In this Article
- Add alt text to an image in the editor
- Add alt text to a navigation dropdown image
- Add alt text in Resources' quick action panel
- Write meaningful image descriptions
- Examples of effective Alt Text
- Ensure ADA compliance by requiring alt text
Alternative text (alt text) is required on images to provide a written description of the image and to meet current accessibility standards. The images on your site, whether they are decorative or have important content, need to be accessible to all users. Some users may be visiting your site with assistive technology, such as a screen reader, or they may be visiting the site with limited internet connection. In all cases, alt text will help them experience your site to the fullest.
Add alt text to an image in the editor
If you are inserting a new image, click the Insert Image icon.
For an existing image, right click on the image and select the Image Settings link.
In the Image Properties settings, find the “Alternative text” field and input your image description.
Save the Image Properties settings, save the Content element, and publish the page.
Add alt text to a navigation dropdown image
On the given landing page, click the Page Settings gear icon.
Click the Nav Info Tab and find the “Thumbnail Alt text” field. This field only appears after you have added a Page Thumbnail.
Enter your alt text, then save and publish the page.
Add alt text in Resources' quick action panel
Best practice: while uploading media into Resources, easily pop open the quick actions panel to add your alt text to images in a super efficient way!
Writing meaningful image descriptions
Alt text should describe the meaning of your image rather than its actual appearance. In order for the text to be more effective to your users, it is important to follow some basic guidelines.
Write alt text before choosing an image: Define what you would like the image to convey and how it fits into the page before you select the image.
Keep descriptions as short as possible: Use text that represents the content and function of the image with concise language. Keep your description to no more than two sentences (125 characters or fewer).

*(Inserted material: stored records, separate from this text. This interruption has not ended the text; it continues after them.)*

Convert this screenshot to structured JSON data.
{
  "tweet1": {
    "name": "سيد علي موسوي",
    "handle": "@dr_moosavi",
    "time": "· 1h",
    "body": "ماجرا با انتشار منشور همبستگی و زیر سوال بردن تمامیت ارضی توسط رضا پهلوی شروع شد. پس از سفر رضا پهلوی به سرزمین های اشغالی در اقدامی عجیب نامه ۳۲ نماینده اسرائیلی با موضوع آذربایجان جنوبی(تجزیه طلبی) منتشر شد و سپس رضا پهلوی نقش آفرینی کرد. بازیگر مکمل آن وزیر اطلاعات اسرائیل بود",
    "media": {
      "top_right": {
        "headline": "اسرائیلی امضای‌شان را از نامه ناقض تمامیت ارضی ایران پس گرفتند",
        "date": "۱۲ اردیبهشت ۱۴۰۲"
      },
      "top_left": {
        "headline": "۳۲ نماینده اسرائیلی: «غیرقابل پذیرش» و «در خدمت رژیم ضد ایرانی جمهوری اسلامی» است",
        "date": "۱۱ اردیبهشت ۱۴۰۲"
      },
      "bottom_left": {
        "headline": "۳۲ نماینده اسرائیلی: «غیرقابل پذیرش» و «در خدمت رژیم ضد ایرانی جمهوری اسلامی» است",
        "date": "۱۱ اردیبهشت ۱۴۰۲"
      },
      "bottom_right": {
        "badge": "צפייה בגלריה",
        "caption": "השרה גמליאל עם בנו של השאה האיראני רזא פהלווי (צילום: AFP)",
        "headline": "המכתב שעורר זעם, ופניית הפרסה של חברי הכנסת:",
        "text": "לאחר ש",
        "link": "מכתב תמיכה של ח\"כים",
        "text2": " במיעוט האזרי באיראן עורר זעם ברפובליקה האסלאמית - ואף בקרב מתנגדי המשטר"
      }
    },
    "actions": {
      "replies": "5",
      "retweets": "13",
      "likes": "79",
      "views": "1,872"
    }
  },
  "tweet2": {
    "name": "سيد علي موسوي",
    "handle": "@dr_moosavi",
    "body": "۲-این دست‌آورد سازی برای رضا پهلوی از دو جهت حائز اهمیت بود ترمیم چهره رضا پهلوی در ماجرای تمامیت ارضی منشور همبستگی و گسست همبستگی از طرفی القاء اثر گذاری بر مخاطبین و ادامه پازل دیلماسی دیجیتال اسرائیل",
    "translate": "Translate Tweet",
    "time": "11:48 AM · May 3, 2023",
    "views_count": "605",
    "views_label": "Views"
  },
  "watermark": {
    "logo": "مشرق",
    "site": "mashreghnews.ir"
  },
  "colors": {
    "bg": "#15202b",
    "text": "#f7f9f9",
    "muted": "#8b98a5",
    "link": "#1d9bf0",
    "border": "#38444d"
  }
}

Let users know the image is decorative/unimportant: If the image is not important to the page content, you can enter “Decorative Image” (without the quotes) into the field.
Note the surrounding context: Add in language that explains what the image represents to the page. This is especially true if the image has text or contains important words.
Inform users about images that link away from the page: If you decide to apply a link to an image, you will need to provide additional information in the alt text about what the link will do.
Captioned images: If the image has a caption, you can link both the caption and the image and enter “Decorative Image” as the alt text. Example
Examples of effective Alt Text
alt=”Three students reading books in the school library”
alt=”Final sales and seasonal items”
Ensure ADA compliance by requiring alt text
Resources settings are available to help ensure ADA compliance on your site by requiring alt text in order for images to be shown on the site. There are separate toggles for Resource elements and the content editor. A warning box will display the number of images that will be affected by enabling the alt text requirement for Resource elements.